When teaching any new sound using visuals is extremely helpful. English learners often connect the sound with the object shown and this aids the learning process. Pictures combined with essential English words relevant to the students' lives, is a highly effective method of teaching all sounds. Vowels are more challenging because very few essential English words begin with vowels.
Once the vowel sound has been learned, teaching without visuals often helps students to focus more closely on the letter sounds. Some students are distracted by the pictures. Others use the picture to decode the word rather than actually blending the letter sounds.
Singing as another mode of teaching vowel sounds.

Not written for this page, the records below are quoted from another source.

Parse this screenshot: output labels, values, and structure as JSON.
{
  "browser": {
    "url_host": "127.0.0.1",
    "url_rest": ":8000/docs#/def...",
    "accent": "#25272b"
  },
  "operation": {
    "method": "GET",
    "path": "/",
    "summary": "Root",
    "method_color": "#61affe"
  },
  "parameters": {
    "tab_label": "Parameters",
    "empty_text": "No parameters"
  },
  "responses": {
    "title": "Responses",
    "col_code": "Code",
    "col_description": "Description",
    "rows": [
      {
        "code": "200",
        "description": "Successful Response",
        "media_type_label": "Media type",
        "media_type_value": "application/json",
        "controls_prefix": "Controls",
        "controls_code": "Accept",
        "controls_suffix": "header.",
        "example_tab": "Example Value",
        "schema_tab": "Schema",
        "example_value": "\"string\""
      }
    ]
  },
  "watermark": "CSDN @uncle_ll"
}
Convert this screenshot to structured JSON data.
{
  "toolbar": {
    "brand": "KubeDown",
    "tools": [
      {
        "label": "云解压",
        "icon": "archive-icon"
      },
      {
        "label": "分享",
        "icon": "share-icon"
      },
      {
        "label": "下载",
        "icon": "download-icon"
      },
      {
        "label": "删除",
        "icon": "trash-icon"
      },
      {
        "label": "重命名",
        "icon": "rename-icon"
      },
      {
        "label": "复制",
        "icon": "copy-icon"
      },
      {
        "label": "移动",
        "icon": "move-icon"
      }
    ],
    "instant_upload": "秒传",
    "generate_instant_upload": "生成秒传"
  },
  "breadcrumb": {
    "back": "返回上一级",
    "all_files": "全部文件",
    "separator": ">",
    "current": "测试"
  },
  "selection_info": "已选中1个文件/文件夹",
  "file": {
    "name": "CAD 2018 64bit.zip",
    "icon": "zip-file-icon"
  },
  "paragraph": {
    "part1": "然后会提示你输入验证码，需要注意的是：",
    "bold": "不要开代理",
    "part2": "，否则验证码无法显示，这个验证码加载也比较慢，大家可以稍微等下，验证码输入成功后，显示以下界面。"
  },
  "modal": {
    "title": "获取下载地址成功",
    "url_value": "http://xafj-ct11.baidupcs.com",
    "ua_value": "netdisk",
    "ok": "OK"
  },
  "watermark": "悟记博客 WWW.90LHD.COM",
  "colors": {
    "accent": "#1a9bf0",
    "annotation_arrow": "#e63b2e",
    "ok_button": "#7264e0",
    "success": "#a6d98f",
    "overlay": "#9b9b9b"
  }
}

The lyrics below are sung to the tune of 'Frere Jacques / Brother John'. This song is common in many countries.
A has two sounds; A has two sounds. /a/ and /A/, /a/ and /A.
/a/ /a/ /a/ - apple, /A/ /A/ /A/ - April. /a/ and /A/, /a/ and /A.
E has two sounds; E has two sounds. /e/ and /E/. /e/ and /E/.
/e/ /e/ /e/ - exercise. /E/ -/E/ /E/ - eleven. /e/ and /E/. /e/ and /E/.
I has two sounds; I has two sounds. /i/ and /I/. /i/ and /I/.
/i/ /i/ /i/ - inch, /I/ /I/ /I/ - ice. /i/ and /I/. /i/ and /I/.
O has two sounds; O has two sounds. /o/ and /O/. /o/ and /O/.
/o/ /o/ /o/ - on/off. /O/ /O/ /O/ - open. /o/ and /O/. /o/ and /O/.
U has two sounds; U has two sounds. /u/ and /U/. /u/ and /U/.
/u/ /u/ /u/ - up. /U/ /U/ /U/ - uniform. /u/ and /U/. /u/ and /U/.
As soon as students grasp short vowels, begin teaching words with closed syllables which contain short vowels.